Check out the Q&A at Berger’s SciGuy blog.

Friday, August 7, 2009

Before college, students do real research: Part 1

The Science & Engineering Apprenticeship Program at the university’s Applied Research Laboratories (ARL:UT) is a competitive program for graduating seniors from primarily Austin area high schools. The apprentices receive hands-on experience in laboratory research and development projects during the summer before they begin college.

Twenty one students are participating in the program this summer–16 at ARL:UT and five at the university’s Institute for Advanced Technology.

Two of the apprentices have shared their summer experiences with Further Findings. First up is Jay Kapoor. We’ll hear from
Read More …

Monday, July 27, 2009

More on skin cancer probe

While KEYE-Channel 42 interviewed Prof. James Tunnell about his optical skin cancer probe, Further Findings also had video equipment rolling.

Here is a clip of Tunnell explaining how the probe might work.

You must have Javascript enabled and the Flash 8 plugin installed to view this content.

Get Adobe Flash Player

Consult your browser's help file for instructions to enable Javascript.

Tuesday, July 21, 2009

Skin cancer probe featured on KEYE

Ron Oliveira and James Tunnell

Ron Oliveira and James Tunnell

The skin cancer probe being developed in James Tunnell’s lab was featured on KEYE-TV-Channel 42 on the 10 p.m. newscast on July 20, 2009. KEYE’s Ron Oliveira went to Tunnell’s lab in the Biomedical Engineering building to interview Tunnell and Naras Rajaran, one of the graduate students working on the project.

See the video from KEYE.

The optical probe is designed to determine of a spot on the skin is benign or cancerous. If it’s not benign, the spot
Read More …

Friday, February 13, 2009

GRACE in crowded space

Byron Tapley, head of the GRACE mission

Byron Tapley, head of the GRACE mission

The collision of two satellites 500 miles above the Earth created more than 600 pieces of debris and sent shock waves through satellite operators around the world.

We asked Byron Tapley, director of the Center for Space Research in the Cockrell School of Engineering, if there’s concern about the GRACE mission.

GRACE stands for Gravity Recovery and Climate Experiment. It is a joint operation of NASA and the German Center for Air and Space Flight. Tapley is
Read More …

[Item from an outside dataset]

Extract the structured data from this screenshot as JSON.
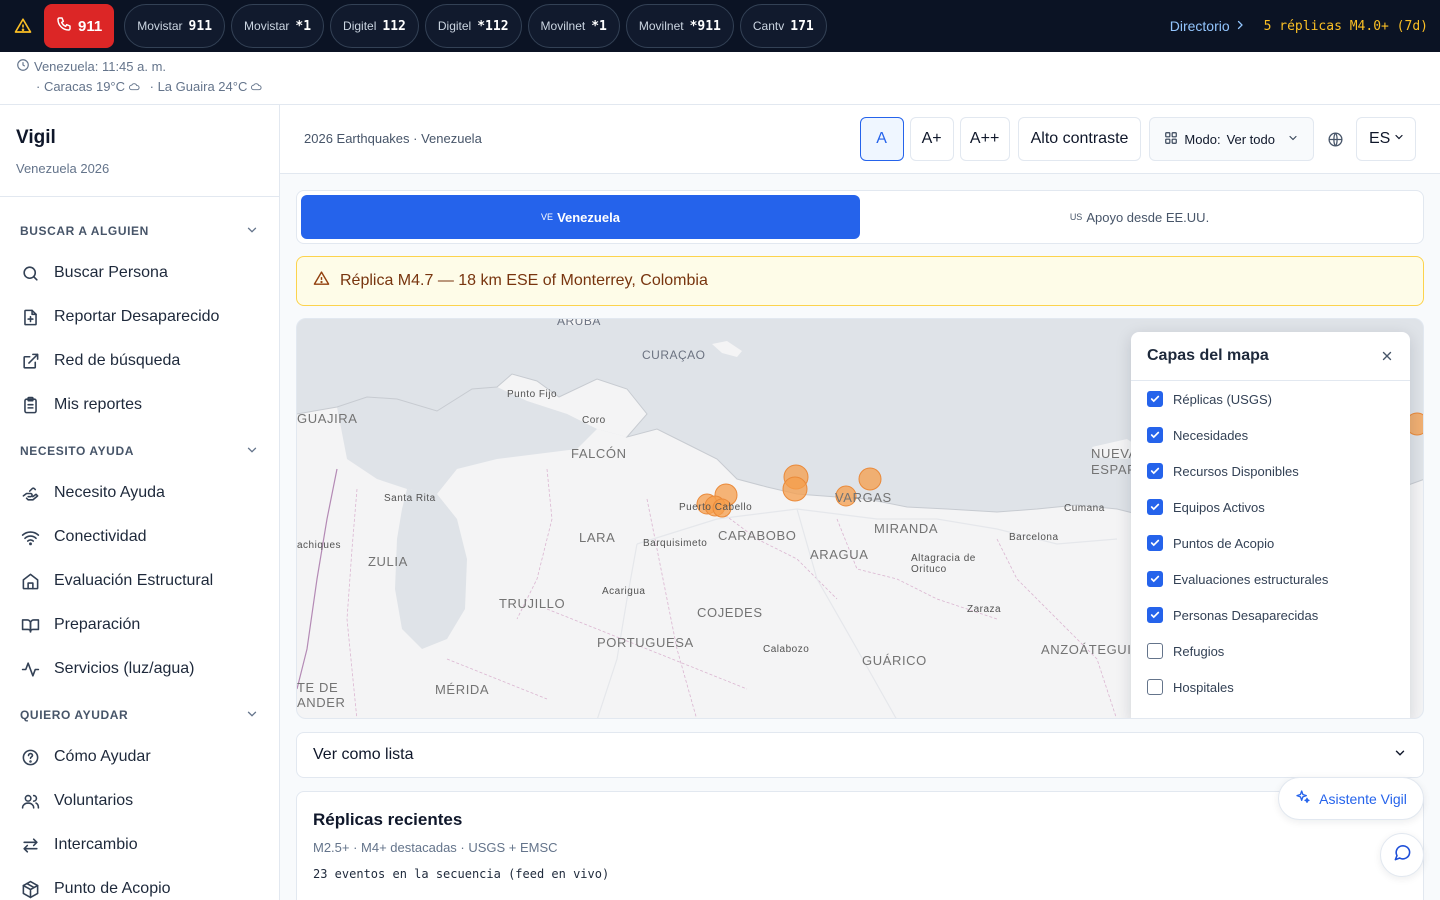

Wednesday, November 26, 2008

Engineering professor gets Wired

Adela Ben-Yakar, an assistant professor in the Department of Mechanical Engineering, is featured in an article in the December 2008 edition of Wired magazine and on the magazine’s Web site.

She is developing laser microscalpels that would be able to excise a cancerous cell without damaging neighboring cells.

We wrote about her work for a Campus Cameo in the Playbook program distributed at Longhorn football games. It was in the Oct. 25 edition (the Oklahoma State game). For those of you who
Read More …